A Wild Approach to Controlling Plant Disease

May 1, 2018

By: H. Corby Kistler

Head blight (HB) is a major disease of wheat and barley worldwide caused by a fungus known as Fusarium. HB is a complex problem not only because disease and yield loss must be considered, but also because the fungus causes a spoilage product, called vomitoxin, to accumulate in grain, rendering it undesirable for use as food and feed. A new publication from the Kistler Lab (Lofgren et al., 2018. New Phytologist 217: 1203–1212) shows that the HB Fusarium may also infect related wild relatives of wheat and barley found in North America including three species of wild rye and a wild barley species. Fusarium fails to cause disease when it infects these wild relatives and only trace amounts of vomitoxin accumulate.
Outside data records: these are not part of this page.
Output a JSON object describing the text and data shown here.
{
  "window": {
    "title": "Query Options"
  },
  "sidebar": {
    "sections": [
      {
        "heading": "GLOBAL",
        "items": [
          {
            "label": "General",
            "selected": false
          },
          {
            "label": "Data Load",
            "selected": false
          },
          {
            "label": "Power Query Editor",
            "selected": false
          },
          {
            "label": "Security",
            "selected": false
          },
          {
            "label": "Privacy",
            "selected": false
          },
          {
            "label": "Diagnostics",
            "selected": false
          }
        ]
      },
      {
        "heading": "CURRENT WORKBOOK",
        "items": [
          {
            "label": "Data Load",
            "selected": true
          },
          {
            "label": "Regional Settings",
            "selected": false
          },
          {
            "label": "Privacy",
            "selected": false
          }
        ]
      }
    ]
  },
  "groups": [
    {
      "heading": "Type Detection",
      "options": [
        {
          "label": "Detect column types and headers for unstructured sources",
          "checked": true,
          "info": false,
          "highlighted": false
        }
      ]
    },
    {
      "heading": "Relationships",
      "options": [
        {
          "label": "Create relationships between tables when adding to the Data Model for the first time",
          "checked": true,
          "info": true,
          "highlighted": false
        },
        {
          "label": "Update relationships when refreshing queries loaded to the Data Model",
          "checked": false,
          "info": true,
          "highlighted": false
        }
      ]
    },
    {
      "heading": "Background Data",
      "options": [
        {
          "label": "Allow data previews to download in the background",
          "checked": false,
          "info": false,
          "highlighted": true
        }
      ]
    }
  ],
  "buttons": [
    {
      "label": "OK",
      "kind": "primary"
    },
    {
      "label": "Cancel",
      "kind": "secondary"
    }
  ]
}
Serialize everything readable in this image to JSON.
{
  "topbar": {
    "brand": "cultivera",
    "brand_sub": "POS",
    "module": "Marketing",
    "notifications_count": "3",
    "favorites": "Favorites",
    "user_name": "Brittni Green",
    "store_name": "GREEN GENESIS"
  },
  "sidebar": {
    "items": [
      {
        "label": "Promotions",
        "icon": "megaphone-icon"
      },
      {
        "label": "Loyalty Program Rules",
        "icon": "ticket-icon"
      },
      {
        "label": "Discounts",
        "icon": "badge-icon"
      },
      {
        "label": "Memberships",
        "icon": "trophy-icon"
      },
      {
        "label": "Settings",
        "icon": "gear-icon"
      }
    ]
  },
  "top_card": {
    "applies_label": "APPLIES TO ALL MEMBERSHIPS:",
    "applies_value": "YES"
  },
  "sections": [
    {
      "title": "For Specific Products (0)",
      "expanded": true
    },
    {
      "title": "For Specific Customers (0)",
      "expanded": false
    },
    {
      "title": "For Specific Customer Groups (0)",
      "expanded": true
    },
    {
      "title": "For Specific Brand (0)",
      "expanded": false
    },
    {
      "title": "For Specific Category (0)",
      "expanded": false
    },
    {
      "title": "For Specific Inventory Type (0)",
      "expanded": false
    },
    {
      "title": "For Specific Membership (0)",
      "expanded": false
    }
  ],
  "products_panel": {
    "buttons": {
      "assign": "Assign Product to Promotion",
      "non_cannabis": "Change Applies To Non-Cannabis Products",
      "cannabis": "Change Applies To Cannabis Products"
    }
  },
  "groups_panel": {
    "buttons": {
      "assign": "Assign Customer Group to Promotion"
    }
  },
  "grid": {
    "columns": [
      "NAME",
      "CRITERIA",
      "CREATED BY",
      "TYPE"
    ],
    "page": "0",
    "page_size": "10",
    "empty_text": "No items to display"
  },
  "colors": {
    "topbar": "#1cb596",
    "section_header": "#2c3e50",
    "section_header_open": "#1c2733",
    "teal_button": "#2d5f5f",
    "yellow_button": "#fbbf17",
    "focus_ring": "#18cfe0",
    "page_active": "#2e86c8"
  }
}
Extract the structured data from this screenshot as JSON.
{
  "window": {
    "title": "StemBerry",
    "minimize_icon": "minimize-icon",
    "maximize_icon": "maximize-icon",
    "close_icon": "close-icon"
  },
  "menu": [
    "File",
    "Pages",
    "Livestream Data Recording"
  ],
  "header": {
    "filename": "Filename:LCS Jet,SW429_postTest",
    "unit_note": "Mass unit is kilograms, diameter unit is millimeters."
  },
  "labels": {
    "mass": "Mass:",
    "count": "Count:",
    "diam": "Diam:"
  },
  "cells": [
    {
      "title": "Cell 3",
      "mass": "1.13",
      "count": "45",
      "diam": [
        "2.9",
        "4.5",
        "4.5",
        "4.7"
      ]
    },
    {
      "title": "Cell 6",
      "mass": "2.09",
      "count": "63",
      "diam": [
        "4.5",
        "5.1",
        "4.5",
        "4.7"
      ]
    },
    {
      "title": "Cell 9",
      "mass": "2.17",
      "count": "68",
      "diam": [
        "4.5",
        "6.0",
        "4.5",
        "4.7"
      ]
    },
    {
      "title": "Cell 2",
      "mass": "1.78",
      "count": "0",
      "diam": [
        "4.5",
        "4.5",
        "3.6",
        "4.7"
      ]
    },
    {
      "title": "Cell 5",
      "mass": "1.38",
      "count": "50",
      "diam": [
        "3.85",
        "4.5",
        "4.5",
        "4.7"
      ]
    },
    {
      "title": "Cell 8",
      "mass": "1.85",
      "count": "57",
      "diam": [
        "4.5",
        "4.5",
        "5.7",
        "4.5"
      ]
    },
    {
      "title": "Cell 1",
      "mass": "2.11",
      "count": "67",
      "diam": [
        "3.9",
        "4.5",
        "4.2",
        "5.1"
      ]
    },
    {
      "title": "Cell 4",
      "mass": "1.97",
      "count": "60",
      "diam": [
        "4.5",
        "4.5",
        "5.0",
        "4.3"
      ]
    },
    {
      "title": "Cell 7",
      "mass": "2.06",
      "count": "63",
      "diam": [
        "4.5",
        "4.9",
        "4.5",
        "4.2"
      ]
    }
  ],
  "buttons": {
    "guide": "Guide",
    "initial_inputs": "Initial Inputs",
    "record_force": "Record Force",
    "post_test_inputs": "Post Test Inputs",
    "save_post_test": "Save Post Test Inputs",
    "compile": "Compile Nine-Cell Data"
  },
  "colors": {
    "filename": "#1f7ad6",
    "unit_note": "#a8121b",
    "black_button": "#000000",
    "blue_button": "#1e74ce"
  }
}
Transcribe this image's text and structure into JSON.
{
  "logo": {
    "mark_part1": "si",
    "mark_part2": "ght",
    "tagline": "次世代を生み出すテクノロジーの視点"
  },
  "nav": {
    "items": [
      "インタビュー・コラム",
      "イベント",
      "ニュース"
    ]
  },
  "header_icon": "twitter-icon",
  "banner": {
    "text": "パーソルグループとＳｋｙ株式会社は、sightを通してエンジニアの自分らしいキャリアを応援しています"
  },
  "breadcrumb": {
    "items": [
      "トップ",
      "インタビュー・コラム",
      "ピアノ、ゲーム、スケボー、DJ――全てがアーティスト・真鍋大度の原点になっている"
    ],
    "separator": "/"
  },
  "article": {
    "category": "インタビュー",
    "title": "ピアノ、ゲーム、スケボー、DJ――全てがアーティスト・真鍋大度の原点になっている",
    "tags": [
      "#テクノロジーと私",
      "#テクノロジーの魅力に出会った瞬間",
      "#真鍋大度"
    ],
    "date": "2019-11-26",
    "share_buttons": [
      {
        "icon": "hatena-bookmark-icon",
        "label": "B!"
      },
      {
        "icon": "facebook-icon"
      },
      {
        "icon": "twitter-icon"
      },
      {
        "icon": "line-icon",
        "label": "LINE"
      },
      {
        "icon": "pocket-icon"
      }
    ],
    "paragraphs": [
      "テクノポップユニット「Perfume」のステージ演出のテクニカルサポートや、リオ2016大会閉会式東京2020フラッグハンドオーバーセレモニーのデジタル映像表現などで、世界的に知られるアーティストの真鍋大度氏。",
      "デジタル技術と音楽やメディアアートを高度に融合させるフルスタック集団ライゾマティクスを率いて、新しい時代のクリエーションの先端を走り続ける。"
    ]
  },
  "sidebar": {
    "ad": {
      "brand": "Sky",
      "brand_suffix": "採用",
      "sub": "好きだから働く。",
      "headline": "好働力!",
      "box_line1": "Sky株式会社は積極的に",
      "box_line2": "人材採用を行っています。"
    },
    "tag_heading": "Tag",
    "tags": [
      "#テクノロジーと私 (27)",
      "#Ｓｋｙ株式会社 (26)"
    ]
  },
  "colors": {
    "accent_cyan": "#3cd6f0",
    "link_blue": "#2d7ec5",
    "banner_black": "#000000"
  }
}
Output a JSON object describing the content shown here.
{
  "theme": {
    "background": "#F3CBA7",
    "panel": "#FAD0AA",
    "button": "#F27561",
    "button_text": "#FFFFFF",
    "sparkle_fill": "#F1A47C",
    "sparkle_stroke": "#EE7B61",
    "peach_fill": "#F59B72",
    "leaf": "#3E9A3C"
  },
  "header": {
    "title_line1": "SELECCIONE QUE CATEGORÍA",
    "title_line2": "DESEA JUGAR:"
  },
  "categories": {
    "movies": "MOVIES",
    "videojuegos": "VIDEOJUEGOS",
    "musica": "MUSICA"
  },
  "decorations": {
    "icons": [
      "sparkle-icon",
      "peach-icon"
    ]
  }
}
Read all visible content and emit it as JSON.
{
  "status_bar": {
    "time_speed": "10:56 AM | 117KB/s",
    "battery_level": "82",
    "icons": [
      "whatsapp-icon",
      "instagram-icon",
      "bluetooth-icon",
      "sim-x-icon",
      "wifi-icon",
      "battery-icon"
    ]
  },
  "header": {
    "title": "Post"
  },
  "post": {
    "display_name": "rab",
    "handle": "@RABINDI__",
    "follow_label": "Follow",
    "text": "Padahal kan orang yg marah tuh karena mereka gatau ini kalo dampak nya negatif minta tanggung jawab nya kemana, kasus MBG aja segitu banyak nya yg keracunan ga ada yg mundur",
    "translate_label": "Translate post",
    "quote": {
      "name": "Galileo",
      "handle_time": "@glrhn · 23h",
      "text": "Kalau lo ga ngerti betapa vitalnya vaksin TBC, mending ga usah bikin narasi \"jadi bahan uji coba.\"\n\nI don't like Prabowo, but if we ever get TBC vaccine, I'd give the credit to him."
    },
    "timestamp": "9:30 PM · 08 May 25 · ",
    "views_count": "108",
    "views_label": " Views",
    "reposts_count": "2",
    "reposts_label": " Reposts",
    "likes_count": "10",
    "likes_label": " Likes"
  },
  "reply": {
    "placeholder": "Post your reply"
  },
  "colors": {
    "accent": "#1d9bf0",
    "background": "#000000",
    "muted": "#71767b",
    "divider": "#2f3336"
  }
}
This research expands ways to control HB and vomitoxin accumulation by the discovery of new sources of plant resistance that could be replicated in agricultural crops.